## Listed entries
* * *
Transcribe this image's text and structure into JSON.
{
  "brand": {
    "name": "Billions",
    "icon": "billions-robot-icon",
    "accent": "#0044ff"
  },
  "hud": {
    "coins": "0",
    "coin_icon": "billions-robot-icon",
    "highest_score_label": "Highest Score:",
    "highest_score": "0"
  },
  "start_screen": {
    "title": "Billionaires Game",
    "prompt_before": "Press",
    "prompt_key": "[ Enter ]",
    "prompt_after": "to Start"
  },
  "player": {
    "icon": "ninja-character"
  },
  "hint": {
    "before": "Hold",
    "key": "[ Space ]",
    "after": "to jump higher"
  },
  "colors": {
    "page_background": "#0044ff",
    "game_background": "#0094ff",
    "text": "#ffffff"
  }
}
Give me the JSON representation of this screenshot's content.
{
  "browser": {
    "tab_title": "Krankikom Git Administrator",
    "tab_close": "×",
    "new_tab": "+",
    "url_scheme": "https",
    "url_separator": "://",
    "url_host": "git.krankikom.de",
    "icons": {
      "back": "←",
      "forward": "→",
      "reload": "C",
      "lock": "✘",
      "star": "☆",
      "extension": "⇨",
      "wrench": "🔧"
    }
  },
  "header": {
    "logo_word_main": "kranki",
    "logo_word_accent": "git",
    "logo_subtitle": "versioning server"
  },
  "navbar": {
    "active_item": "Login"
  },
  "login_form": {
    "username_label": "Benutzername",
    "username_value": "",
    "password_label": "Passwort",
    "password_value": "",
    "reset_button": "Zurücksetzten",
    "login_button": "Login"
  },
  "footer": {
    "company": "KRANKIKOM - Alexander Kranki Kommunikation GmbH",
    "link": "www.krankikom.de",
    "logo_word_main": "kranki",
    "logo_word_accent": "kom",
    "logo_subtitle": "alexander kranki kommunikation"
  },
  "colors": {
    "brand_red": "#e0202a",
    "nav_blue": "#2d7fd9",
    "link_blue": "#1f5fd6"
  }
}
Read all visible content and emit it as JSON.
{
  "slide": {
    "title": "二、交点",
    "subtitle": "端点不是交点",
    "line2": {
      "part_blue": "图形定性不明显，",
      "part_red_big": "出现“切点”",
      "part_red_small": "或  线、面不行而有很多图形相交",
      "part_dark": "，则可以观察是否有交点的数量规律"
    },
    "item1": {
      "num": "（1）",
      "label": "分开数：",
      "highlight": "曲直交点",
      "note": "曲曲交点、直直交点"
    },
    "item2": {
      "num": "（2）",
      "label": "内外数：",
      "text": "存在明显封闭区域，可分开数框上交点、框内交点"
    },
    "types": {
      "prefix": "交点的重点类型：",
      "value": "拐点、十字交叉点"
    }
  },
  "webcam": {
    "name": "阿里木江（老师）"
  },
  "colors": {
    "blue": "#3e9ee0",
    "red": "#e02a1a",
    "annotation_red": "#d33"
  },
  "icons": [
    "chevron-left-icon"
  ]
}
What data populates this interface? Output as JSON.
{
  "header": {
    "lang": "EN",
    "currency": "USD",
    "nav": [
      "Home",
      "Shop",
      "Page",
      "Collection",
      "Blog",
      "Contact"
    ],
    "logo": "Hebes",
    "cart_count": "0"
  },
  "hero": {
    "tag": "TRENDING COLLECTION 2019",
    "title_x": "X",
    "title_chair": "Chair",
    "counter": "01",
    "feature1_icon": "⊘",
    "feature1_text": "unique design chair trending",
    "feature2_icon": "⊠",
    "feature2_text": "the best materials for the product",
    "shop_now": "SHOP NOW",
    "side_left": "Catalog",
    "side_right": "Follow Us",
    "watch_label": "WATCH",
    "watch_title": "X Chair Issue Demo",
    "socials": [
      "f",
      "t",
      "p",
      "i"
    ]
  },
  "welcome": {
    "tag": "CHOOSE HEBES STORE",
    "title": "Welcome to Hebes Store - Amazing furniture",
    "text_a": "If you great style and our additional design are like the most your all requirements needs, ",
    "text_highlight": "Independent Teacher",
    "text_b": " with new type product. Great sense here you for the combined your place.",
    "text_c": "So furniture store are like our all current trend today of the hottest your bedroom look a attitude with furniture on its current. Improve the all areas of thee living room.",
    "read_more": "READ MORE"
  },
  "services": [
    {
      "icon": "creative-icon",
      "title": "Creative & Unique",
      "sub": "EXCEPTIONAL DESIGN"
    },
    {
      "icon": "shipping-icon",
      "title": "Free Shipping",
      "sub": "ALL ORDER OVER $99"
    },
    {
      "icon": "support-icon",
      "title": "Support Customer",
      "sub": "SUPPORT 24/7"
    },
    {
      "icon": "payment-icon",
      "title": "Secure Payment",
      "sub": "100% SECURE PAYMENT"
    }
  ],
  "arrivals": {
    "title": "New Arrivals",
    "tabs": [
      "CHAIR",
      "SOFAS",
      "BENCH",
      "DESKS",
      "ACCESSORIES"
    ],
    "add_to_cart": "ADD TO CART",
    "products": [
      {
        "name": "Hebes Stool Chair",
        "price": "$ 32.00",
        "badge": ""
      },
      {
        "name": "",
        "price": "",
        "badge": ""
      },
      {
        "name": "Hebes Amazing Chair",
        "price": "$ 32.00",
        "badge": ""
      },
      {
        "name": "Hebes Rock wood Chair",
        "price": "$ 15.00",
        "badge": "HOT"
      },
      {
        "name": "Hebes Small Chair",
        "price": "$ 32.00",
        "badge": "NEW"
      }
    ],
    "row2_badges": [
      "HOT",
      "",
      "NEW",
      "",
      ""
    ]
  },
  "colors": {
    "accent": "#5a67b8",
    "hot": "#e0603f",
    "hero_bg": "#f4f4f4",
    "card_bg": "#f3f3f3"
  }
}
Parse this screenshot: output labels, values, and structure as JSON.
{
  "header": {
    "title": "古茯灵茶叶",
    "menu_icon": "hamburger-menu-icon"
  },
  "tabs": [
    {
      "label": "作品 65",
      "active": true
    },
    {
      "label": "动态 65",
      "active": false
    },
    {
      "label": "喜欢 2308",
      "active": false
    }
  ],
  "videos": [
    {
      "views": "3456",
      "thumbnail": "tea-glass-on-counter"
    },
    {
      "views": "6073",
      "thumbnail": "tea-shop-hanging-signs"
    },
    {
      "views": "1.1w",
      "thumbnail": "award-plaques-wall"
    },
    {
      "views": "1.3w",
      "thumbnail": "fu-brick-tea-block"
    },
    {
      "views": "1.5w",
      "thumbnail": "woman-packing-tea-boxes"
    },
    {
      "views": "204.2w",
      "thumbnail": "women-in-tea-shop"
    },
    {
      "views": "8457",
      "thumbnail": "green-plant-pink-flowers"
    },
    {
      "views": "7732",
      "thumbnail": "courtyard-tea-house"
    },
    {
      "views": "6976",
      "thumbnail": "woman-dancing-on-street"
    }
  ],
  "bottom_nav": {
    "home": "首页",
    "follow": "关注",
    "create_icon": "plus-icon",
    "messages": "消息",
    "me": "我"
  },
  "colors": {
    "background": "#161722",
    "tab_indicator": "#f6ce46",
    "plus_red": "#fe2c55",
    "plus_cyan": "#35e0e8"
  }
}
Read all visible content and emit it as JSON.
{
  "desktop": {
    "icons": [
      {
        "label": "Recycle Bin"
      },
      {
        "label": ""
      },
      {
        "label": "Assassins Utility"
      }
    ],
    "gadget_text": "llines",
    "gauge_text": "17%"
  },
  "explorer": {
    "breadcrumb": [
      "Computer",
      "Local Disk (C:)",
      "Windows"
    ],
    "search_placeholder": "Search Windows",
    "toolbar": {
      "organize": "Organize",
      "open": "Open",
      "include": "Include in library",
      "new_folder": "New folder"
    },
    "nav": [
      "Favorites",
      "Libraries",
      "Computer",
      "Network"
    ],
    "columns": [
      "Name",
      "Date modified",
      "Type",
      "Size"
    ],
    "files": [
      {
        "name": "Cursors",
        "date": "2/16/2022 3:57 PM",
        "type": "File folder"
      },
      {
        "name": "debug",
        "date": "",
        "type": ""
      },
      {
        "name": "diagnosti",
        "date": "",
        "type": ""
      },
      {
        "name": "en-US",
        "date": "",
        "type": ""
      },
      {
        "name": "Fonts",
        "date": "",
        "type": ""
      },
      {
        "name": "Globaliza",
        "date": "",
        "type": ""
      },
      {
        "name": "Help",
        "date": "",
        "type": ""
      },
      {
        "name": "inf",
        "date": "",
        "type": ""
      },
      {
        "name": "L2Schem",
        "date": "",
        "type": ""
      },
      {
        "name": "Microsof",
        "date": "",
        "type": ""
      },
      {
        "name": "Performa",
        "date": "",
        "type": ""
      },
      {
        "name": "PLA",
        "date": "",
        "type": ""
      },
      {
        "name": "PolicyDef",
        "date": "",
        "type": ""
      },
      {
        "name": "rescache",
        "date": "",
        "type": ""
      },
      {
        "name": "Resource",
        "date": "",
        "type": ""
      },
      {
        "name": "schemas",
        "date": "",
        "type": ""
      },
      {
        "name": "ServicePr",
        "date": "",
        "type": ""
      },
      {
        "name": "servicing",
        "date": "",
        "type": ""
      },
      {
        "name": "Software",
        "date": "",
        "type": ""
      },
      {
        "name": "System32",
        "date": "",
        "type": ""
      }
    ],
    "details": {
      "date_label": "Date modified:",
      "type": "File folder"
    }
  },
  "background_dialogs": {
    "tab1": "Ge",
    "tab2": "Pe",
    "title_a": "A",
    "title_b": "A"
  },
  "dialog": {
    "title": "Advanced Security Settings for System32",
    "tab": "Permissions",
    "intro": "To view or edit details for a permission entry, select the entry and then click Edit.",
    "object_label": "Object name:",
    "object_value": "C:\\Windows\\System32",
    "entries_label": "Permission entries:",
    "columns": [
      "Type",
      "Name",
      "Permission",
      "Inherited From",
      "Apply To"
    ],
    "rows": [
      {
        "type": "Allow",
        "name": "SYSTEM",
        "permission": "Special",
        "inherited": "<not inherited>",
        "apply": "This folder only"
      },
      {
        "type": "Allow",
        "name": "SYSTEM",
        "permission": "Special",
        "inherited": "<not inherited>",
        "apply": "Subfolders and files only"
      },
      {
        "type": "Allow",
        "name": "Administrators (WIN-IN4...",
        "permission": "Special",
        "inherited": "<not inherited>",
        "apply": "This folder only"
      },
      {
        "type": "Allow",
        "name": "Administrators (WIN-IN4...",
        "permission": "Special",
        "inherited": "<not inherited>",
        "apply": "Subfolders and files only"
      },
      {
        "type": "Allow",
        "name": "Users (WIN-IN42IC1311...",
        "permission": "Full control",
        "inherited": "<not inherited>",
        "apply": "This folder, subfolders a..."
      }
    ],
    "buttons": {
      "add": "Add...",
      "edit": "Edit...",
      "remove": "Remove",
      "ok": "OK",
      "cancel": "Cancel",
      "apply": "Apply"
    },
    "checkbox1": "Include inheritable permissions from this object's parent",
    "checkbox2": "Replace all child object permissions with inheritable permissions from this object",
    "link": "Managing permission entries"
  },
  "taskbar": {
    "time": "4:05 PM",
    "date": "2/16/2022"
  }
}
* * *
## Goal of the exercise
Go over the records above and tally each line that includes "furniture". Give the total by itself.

## Answer for this exercise
2